Francis Cabot Lowell founded the Boston Manufacturing Company, in Waltham, in 1813. It housed all the operations for producing finished fabric under one roof, making it the most advanced textile mill in the United States at the time. In modern terms it would be described as vertically integrated: raw cotton entered at one end and finished fabric came out the other. At its heart was Lowell’s brainchild, a water-powered loom, perfected by a self-taught genius, Paul Moody.
Boston Manufacturing was the first, modern industrial corporation in America, setting standards of capitalization, management, technology and labor organization that served as a model and a spur for the country's nascent industrial revolution.
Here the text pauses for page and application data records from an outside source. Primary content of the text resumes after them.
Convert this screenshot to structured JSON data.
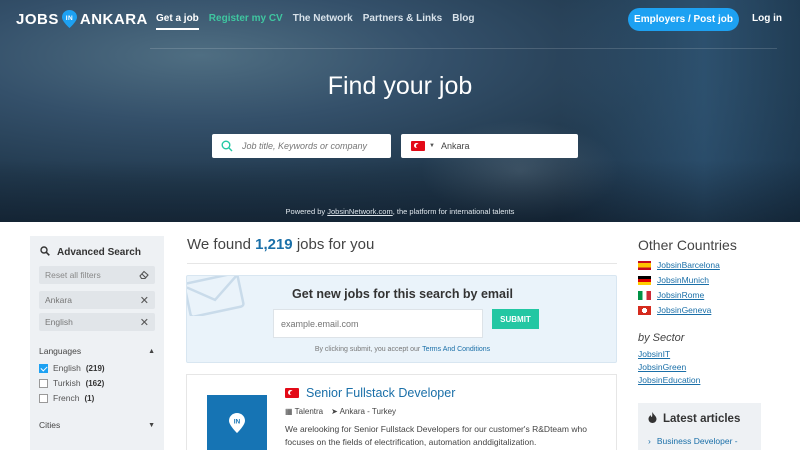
{
  "nav": {
    "logo_left": "JOBS",
    "logo_pin": "IN",
    "logo_right": "ANKARA",
    "links": [
      "Get a job",
      "Register my CV",
      "The Network",
      "Partners & Links",
      "Blog"
    ],
    "employers_button": "Employers / Post job",
    "login": "Log in"
  },
  "hero": {
    "title": "Find your job",
    "search_placeholder": "Job title, Keywords or company",
    "location_value": "Ankara",
    "powered_prefix": "Powered by",
    "powered_link": "JobsinNetwork.com",
    "powered_suffix": ", the platform for international talents"
  },
  "sidebar": {
    "title": "Advanced Search",
    "reset": "Reset all filters",
    "chips": [
      "Ankara",
      "English"
    ],
    "languages_label": "Languages",
    "languages": [
      {
        "label": "English",
        "count": "(219)",
        "checked": true
      },
      {
        "label": "Turkish",
        "count": "(162)",
        "checked": false
      },
      {
        "label": "French",
        "count": "(1)",
        "checked": false
      }
    ],
    "cities_label": "Cities"
  },
  "results": {
    "prefix": "We found",
    "count": "1,219",
    "suffix": "jobs for you"
  },
  "alert": {
    "title": "Get new jobs for this search by email",
    "email_placeholder": "example.email.com",
    "submit": "SUBMIT",
    "terms_prefix": "By clicking submit, you accept our",
    "terms_link": "Terms And Conditions"
  },
  "job": {
    "logo_text": "IN",
    "title": "Senior Fullstack Developer",
    "company": "Talentra",
    "location": "Ankara - Turkey",
    "description": "We arelooking for Senior Fullstack Developers for our customer's R&Dteam who focuses on the fields of electrification, automation anddigitalization."
  },
  "right": {
    "other_title": "Other Countries",
    "countries": [
      {
        "label": "JobsinBarcelona",
        "flag": "es"
      },
      {
        "label": "JobsinMunich",
        "flag": "de"
      },
      {
        "label": "JobsinRome",
        "flag": "it"
      },
      {
        "label": "JobsinGeneva",
        "flag": "ch"
      }
    ],
    "sector_title": "by Sector",
    "sectors": [
      "JobsinIT",
      "JobsinGreen",
      "JobsinEducation"
    ],
    "latest_title": "Latest articles",
    "latest_item": "Business Developer -"
  },
  "colors": {
    "accent_blue": "#1da1f2",
    "link_blue": "#1a6fa8",
    "submit_green": "#23c7a3",
    "nav_green": "#3fc6a0"
  }
}
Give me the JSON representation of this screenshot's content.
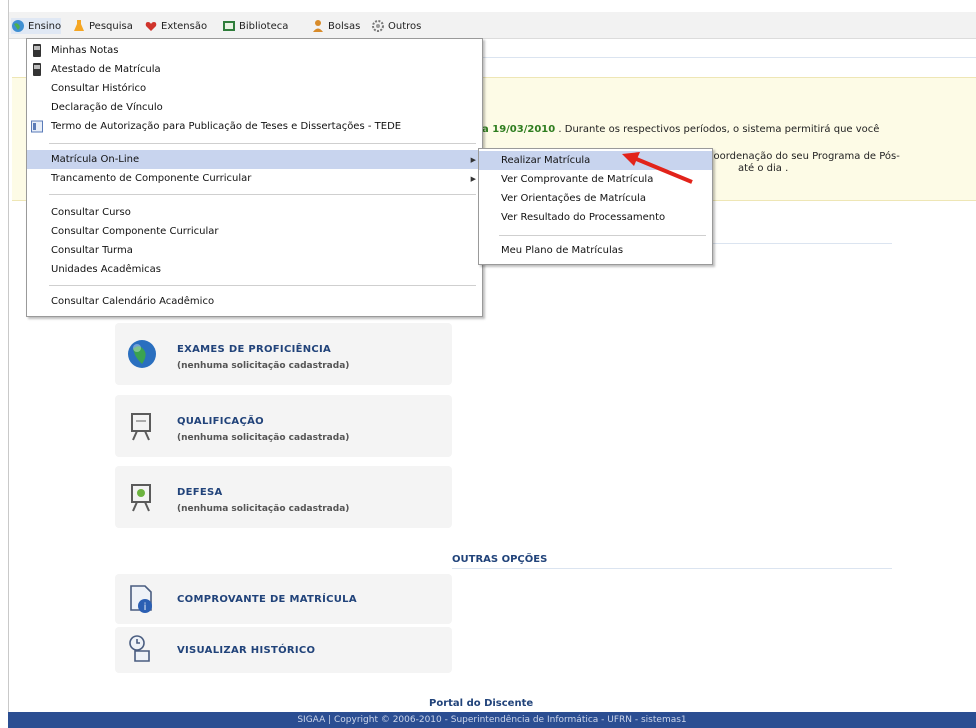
{
  "menubar": {
    "items": [
      {
        "label": "Ensino",
        "icon": "globe-icon"
      },
      {
        "label": "Pesquisa",
        "icon": "flask-icon"
      },
      {
        "label": "Extensão",
        "icon": "heart-icon"
      },
      {
        "label": "Biblioteca",
        "icon": "library-icon"
      },
      {
        "label": "Bolsas",
        "icon": "person-icon"
      },
      {
        "label": "Outros",
        "icon": "gear-icon"
      }
    ]
  },
  "ensino_menu": {
    "items": [
      {
        "label": "Minhas Notas",
        "icon": "phone-icon"
      },
      {
        "label": "Atestado de Matrícula",
        "icon": "phone-icon"
      },
      {
        "label": "Consultar Histórico"
      },
      {
        "label": "Declaração de Vínculo"
      },
      {
        "label": "Termo de Autorização para Publicação de Teses e Dissertações - TEDE",
        "icon": "doc-icon"
      },
      {
        "label": "Matrícula On-Line"
      },
      {
        "label": "Trancamento de Componente Curricular"
      },
      {
        "label": "Consultar Curso"
      },
      {
        "label": "Consultar Componente Curricular"
      },
      {
        "label": "Consultar Turma"
      },
      {
        "label": "Unidades Acadêmicas"
      },
      {
        "label": "Consultar Calendário Acadêmico"
      }
    ]
  },
  "matricula_submenu": {
    "items": [
      {
        "label": "Realizar Matrícula"
      },
      {
        "label": "Ver Comprovante de Matrícula"
      },
      {
        "label": "Ver Orientações de Matrícula"
      },
      {
        "label": "Ver Resultado do Processamento"
      },
      {
        "label": "Meu Plano de Matrículas"
      }
    ]
  },
  "notice": {
    "line1_date": "a 19/03/2010",
    "line1_rest": ". Durante os respectivos períodos, o sistema permitirá que você",
    "line2": "coordenação do seu Programa de Pós-",
    "line3": "até o dia ."
  },
  "cards": [
    {
      "title": "Exames de Proficiência",
      "subtitle": "(nenhuma solicitação cadastrada)",
      "icon": "globe-icon"
    },
    {
      "title": "Qualificação",
      "subtitle": "(nenhuma solicitação cadastrada)",
      "icon": "presentation-board-icon"
    },
    {
      "title": "Defesa",
      "subtitle": "(nenhuma solicitação cadastrada)",
      "icon": "presentation-board-icon"
    }
  ],
  "outras_opcoes": {
    "title": "OUTRAS OPÇÕES",
    "cards": [
      {
        "title": "Comprovante de Matrícula",
        "icon": "document-info-icon"
      },
      {
        "title": "Visualizar Histórico",
        "icon": "clock-scroll-icon"
      }
    ]
  },
  "portal_label": "Portal do Discente",
  "footer_text": "SIGAA | Copyright © 2006-2010 - Superintendência de Informática - UFRN - sistemas1",
  "colors": {
    "accent": "#21437a",
    "footer": "#2b4e92",
    "highlight": "#c8d4ee",
    "notice_bg": "#fdfbe6"
  }
}
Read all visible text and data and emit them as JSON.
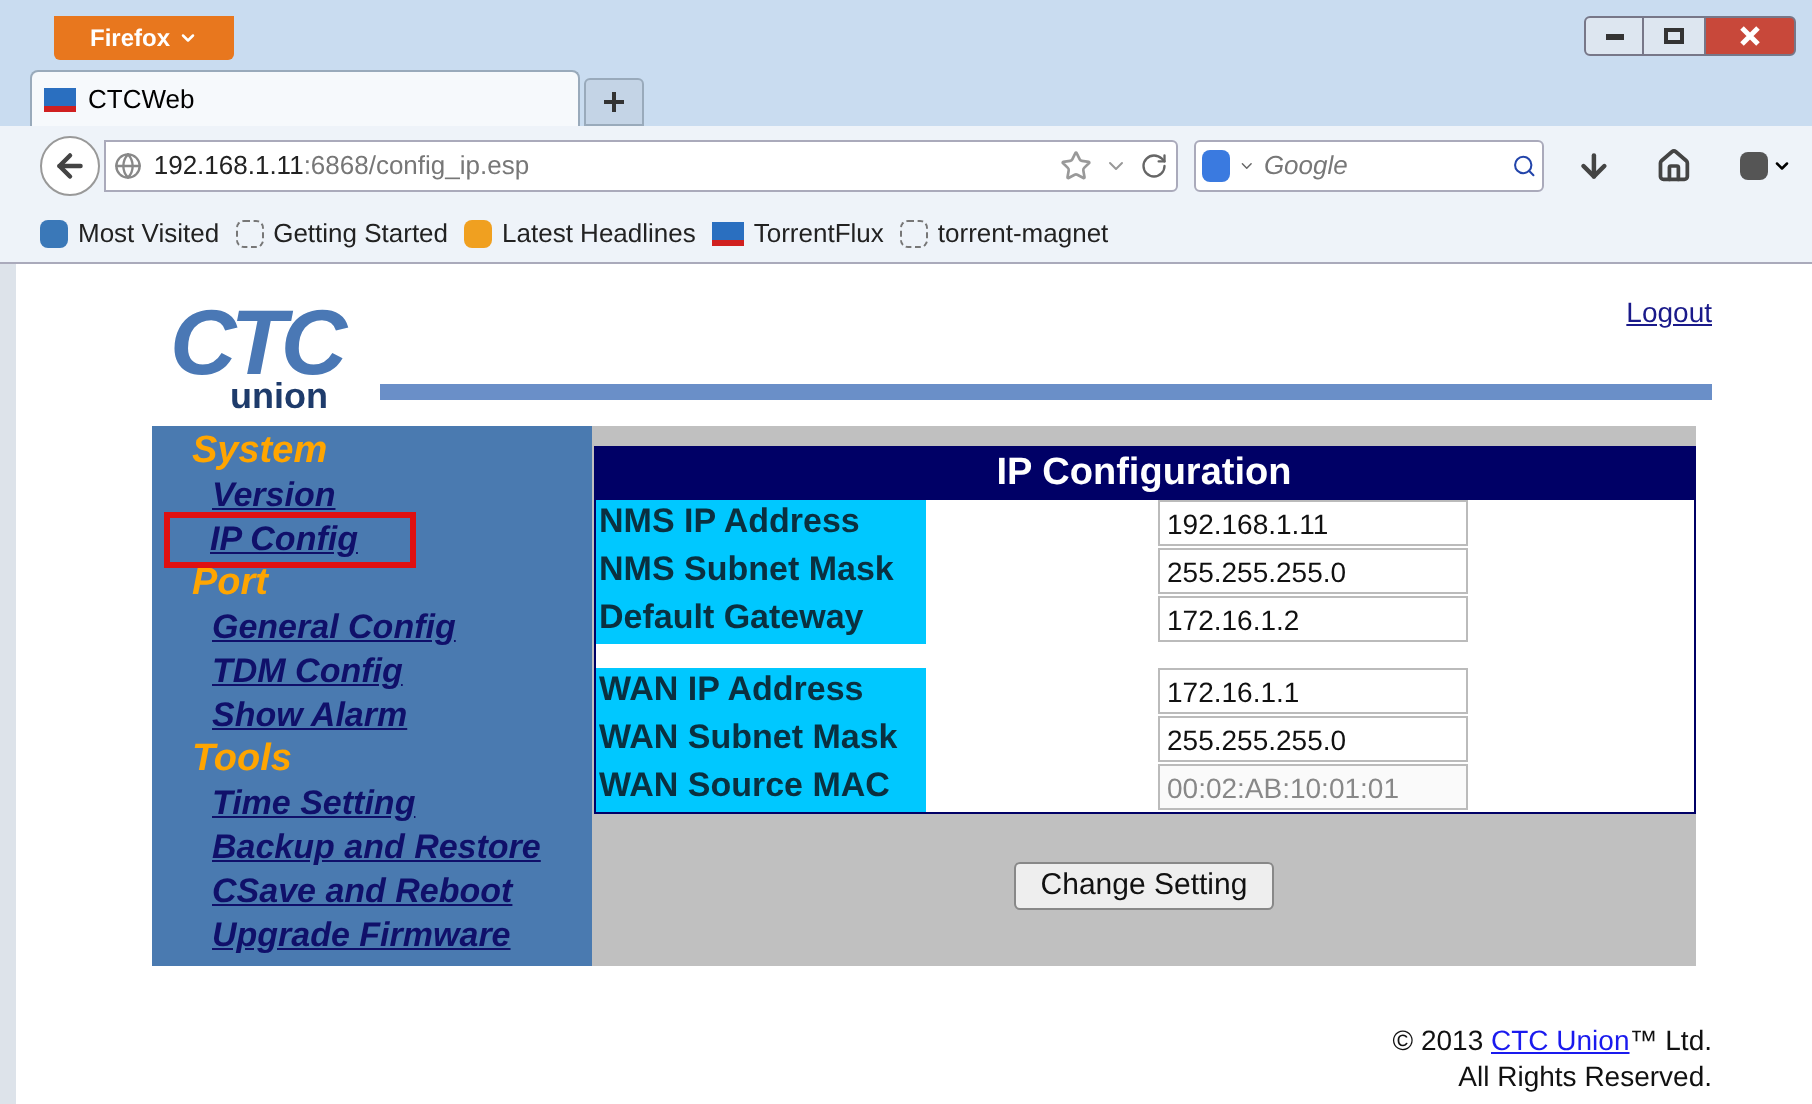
{
  "browser": {
    "menu_button": "Firefox",
    "tabs": [
      {
        "title": "CTCWeb",
        "selected": true
      }
    ],
    "url_host": "192.168.1.11",
    "url_rest": ":6868/config_ip.esp",
    "search_placeholder": "Google",
    "bookmarks": [
      {
        "label": "Most Visited",
        "kind": "search"
      },
      {
        "label": "Getting Started",
        "kind": "blank"
      },
      {
        "label": "Latest Headlines",
        "kind": "feed"
      },
      {
        "label": "TorrentFlux",
        "kind": "logo"
      },
      {
        "label": "torrent-magnet",
        "kind": "blank"
      }
    ]
  },
  "page": {
    "logo_main": "CTC",
    "logo_sub": "union",
    "logout": "Logout",
    "sidebar": [
      {
        "title": "System",
        "items": [
          {
            "label": "Version",
            "highlighted": false
          },
          {
            "label": "IP Config",
            "highlighted": true
          }
        ]
      },
      {
        "title": "Port",
        "items": [
          {
            "label": "General Config",
            "highlighted": false
          },
          {
            "label": "TDM Config",
            "highlighted": false
          },
          {
            "label": "Show Alarm",
            "highlighted": false
          }
        ]
      },
      {
        "title": "Tools",
        "items": [
          {
            "label": "Time Setting",
            "highlighted": false
          },
          {
            "label": "Backup and Restore",
            "highlighted": false
          },
          {
            "label": "CSave and Reboot",
            "highlighted": false
          },
          {
            "label": "Upgrade Firmware",
            "highlighted": false
          }
        ]
      }
    ],
    "form": {
      "title": "IP Configuration",
      "groups": [
        [
          {
            "label": "NMS IP Address",
            "value": "192.168.1.11",
            "disabled": false
          },
          {
            "label": "NMS Subnet Mask",
            "value": "255.255.255.0",
            "disabled": false
          },
          {
            "label": "Default Gateway",
            "value": "172.16.1.2",
            "disabled": false
          }
        ],
        [
          {
            "label": "WAN IP Address",
            "value": "172.16.1.1",
            "disabled": false
          },
          {
            "label": "WAN Subnet Mask",
            "value": "255.255.255.0",
            "disabled": false
          },
          {
            "label": "WAN Source MAC",
            "value": "00:02:AB:10:01:01",
            "disabled": true
          }
        ]
      ],
      "submit": "Change Setting"
    },
    "footer": {
      "copyright": "© 2013",
      "company_link": "CTC Union",
      "suffix": "™ Ltd.",
      "rights": "All Rights Reserved."
    }
  }
}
Young farm girls were recruited as the workforce, and were housed in dormitories nearby. They were well paid, in cash, giving them a new-found independence, despite the long hours and regimented living.
To achieve his vision, Lowell assembled a small group of well-connected Boston businessmen who later came to be known as the "Boston Associates." They combined technological innovations, new business strategies, and a shared sense of social responsibility to create the Waltham-Lowell system of manufacturing—so-named as it eventually extended to Lowell and Lawrence, Massachusetts; Manchester, New Hampshire; and Saco, Maine.
In the 20th Century, the mill buildings were converted to elderly apartments. At the back of the complex is located the Charles River Museum of Industry & Innovation. This small gem of a museum traces the industrial revolution in America from 1813 through mid-20th Century. Showcased are many pioneering Waltham companies, among them the famed Waltham Watch Company.
The photos above are arranged in three parts: 1) the mill buildings’ exterior, today, 2) the BMC exhibits, and 3) a few of the many other museum exhibits. (More information about the other exhibits can be found on the museum’s website, here.) Following is a breakdown of what’s shown in the latter two parts:
BMC Exhibits: A big blue sign explaining why the BMC was historically so important (click or tap twice on this image to enlarge it). A working model of the famous power loom. A big bell that controlled the workers’ daily schedule. A diorama showing the first two mill buildings along the river, and dormitories for the farm-girl workers nearby.
Other Exhibits: A 1920 paper bag machine that produced 22,000 bags an hour for the Waltham Paper Bag Company. An 1857 horse-drawn fire engine with a steam powered tank, which shot water through the hoses to a height of 150-200 feet. A fully intact Model T chassis. Finally, an engraving machine from the Waltham Watch Company (1854-1950), and a few of its mass-produced watches and clocks.
As I went about taking pictures, I noticed various antique machines and machine parts lurking in corners of the museum, which I felt were of visual interest in their own right. I have posted photos of them as a separate story at Machinery.